Woman with short blonde hair sitting on single bed, boy standing to her right and an elderly couple sitting behind her

Natalia's family, 41, in a temporary shelter in Lviv. Her Son Tymofiy (8), mother-in-law Nelly (71), father-in-law Viktor (71).

In Ukraine and neighboring countries, women’s rights and women-led organizations immediately sprang into action one year ago, delivering lifesaving services to Ukrainian women and girls who are disproportionately impacted by the conflict and especially vulnerable to gender-based violence. Many organizations are held together by the work of volunteers from the displaced community themselves, who are supporting as translators, teachers, psychologists, and more.

One year ago, we knew we had to act fast. We had to find Ukrainian speakers to respond to the needs for sexual and reproductive health services for refugee women and girls.
Krystyna Kacpura, President of FEDERA Federation for Women and Family Planning, a partner of CARE in Poland

Kacpura says that today, every third phone call to the Federa Helpline is from a refugee from Ukraine in need of a gynecologist.  

Indeed, many displaced Ukrainian women are working as volunteers in such organizations. Lyudmyla, 38 and herself displaced by the conflict, does home visits for 200 sick people, often elderly and alone. "Many are also hungry. I visited a 90-year-old woman who hadn't eaten in a week," she says.

Woman with blonde hair in a pony tail sitting on couch holding pen and notepad

Lyudmyla Yankina, 38, a volunteer in Kyiv and a displaced person herself. Photo: Sarah Easter

But despite this outpouring of solidarity within local civil society organizations and within the refugee community themselves, immense pressures persist. A CARE-funded safe space in Cherkasy, Ukraine, for example, has faced such a surge in demands for psycho-social support that women must wait almost a month for an appointment. Inna Kanivets, a psychologist who works at the safe space, says: “Lack of space to retreat, the constant tension, worries about oneself, family, fathers, brothers or relatives at the front cause great anxiety.” 

“One year on, it is more crucial than ever to maintain our support to these brave women and the organizations working with them both in Ukraine and the surrounding countries,” says Sofia Sprechmann-Sinero. “We are in a marathon. And in a marathon, it is not the first minutes that are the hardest, nor the last. It’s the ones in the middle.” 
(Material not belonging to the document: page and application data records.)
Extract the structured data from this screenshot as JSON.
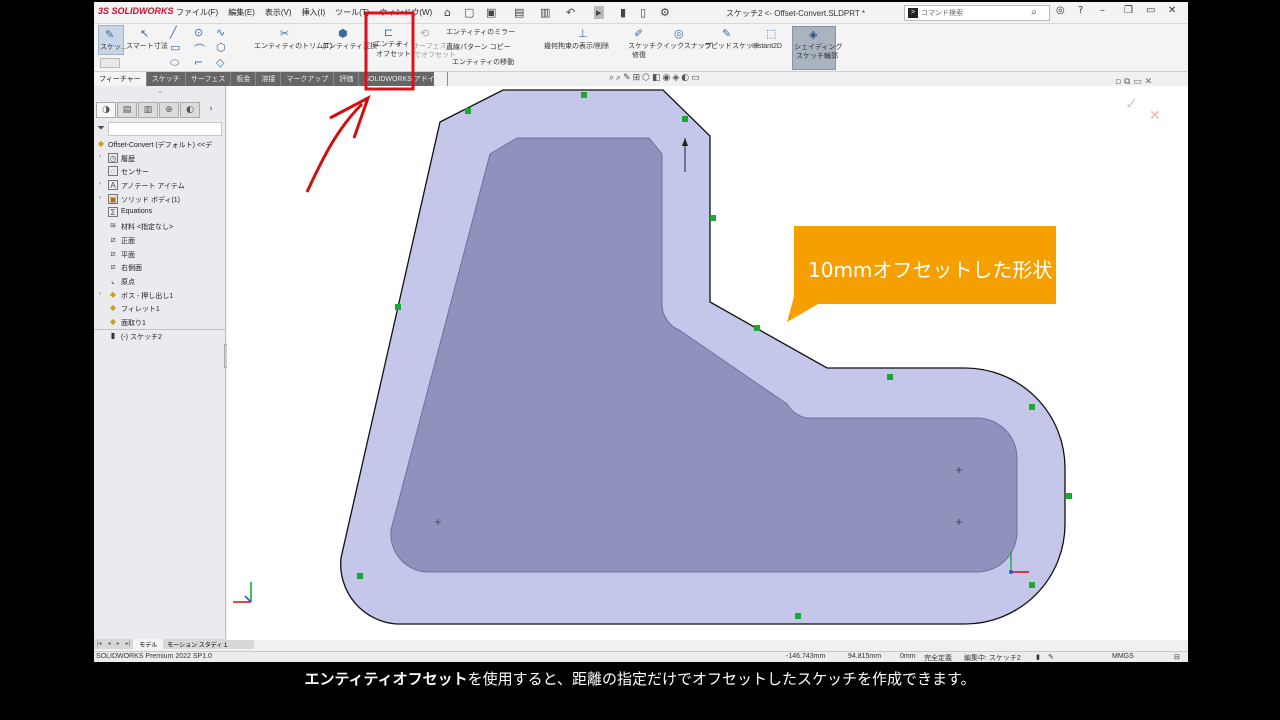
{
  "app": {
    "logo": "3S SOLIDWORKS",
    "menus": [
      "ファイル(F)",
      "編集(E)",
      "表示(V)",
      "挿入(I)",
      "ツール(T)",
      "ウィンドウ(W)"
    ],
    "doc_title": "スケッチ2 <- Offset-Convert.SLDPRT *",
    "search_placeholder": "コマンド検索"
  },
  "command_manager": {
    "sketch_label": "スケッ...",
    "smart_dim_label": "スマート寸法",
    "trim_label": "エンティティのトリム(T)",
    "convert_label": "エンティティ変換",
    "offset_label_1": "エンティ",
    "offset_label_2": "ティ",
    "offset_label_3": "オフセット",
    "surface_offset_1": "サーフェス上",
    "surface_offset_2": "でオフセット",
    "mirror_label": "エンティティのミラー",
    "linear_pattern_label": "直線パターン コピー",
    "move_label": "エンティティの移動",
    "relations_label": "幾何拘束の表示/削除",
    "repair_label_1": "スケッチ",
    "repair_label_2": "修復",
    "quick_snaps_label": "クイックスナップ",
    "rapid_sketch_label": "ラピッドスケッチ",
    "instant2d_label": "Instant2D",
    "shaded_label_1": "シェイディング",
    "shaded_label_2": "スケッチ輪郭"
  },
  "tabs": [
    "フィーチャー",
    "スケッチ",
    "サーフェス",
    "板金",
    "溶接",
    "マークアップ",
    "評価",
    "SOLIDWORKS アドイン"
  ],
  "tree": {
    "root": "Offset-Convert (デフォルト) <<デ",
    "items": [
      {
        "label": "履歴",
        "icon": "history-icon",
        "expand": true
      },
      {
        "label": "センサー",
        "icon": "sensor-icon",
        "expand": false
      },
      {
        "label": "アノテート アイテム",
        "icon": "annotation-icon",
        "expand": true
      },
      {
        "label": "ソリッド ボディ(1)",
        "icon": "solid-body-icon",
        "expand": true
      },
      {
        "label": "Equations",
        "icon": "equations-icon",
        "expand": false
      },
      {
        "label": "材料 <指定なし>",
        "icon": "material-icon",
        "expand": false
      },
      {
        "label": "正面",
        "icon": "plane-icon",
        "expand": false
      },
      {
        "label": "平面",
        "icon": "plane-icon",
        "expand": false
      },
      {
        "label": "右側面",
        "icon": "plane-icon",
        "expand": false
      },
      {
        "label": "原点",
        "icon": "origin-icon",
        "expand": false
      },
      {
        "label": "ボス - 押し出し1",
        "icon": "extrude-icon",
        "expand": true
      },
      {
        "label": "フィレット1",
        "icon": "fillet-icon",
        "expand": false
      },
      {
        "label": "面取り1",
        "icon": "chamfer-icon",
        "expand": false
      },
      {
        "label": "(-) スケッチ2",
        "icon": "sketch-icon",
        "expand": false
      }
    ]
  },
  "bottom_tabs": [
    "モデル",
    "モーション スタディ 1"
  ],
  "status": {
    "app_version": "SOLIDWORKS Premium 2022 SP1.0",
    "x": "-146.743mm",
    "y": "94.815mm",
    "z": "0mm",
    "state": "完全定義",
    "editing": "編集中: スケッチ2",
    "units": "MMGS"
  },
  "callout_text": "10mmオフセットした形状",
  "caption": {
    "bold": "エンティティオフセット",
    "rest": "を使用すると、距離の指定だけでオフセットしたスケッチを作成できます。"
  },
  "colors": {
    "outer_fill": "#c4c6ea",
    "inner_fill": "#8f92bd",
    "callout": "#f5a000",
    "highlight_box": "#e0101a",
    "annotation_arrow": "#d01010"
  }
}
Ukrainians are not the only ones facing human suffering. This year’s Global Humanitarian Overview aims to target an unprecedented 230 million people, requiring $51,5 billion to do so. And this was before the tragic earthquakes in Türkiye and northwest Syria. However daunting the challenge may look, the international community must put humanity first and support humanitarian relief everywhere, without distinction. In so doing, the centrality of gender equality, empowerment, and protection of women and girls and funding to the organizations that support them is paramount. 

Notes to the editor:   

From February 2022 to January 2023, CARE and partners have reached over 989,700 people affected by the crisis across Ukraine, Poland, Romania, Georgia, and Germany with protection and psychosocial support, cash assistance, food, water, sanitation & hygiene assistance, health services, support for accommodation, protection against gender-based violence and education. CARE is working with 56 implementing partners.    

CARE and partners have reached:   

  • 650,000 people with food and nutrition support 

  • 254,900 people with water, sanitation, and hygiene assistance    

  • 161,500 people with health services 

  • 66,200 people with cash assistance 

  • 49,800 people with support for accommodation    

  • 51,400 people with protection services (other than gender-based violence prevention) 

  •  7,800 people reached with gender-based violence prevention   

  • 16,700 people with education services 

For media inquiries, please contact, Senior Humanitarian Communications Coordinator – CARE International, Iolanda Jaquemet, via: [email protected]/ Skype: iolanda.jaquemet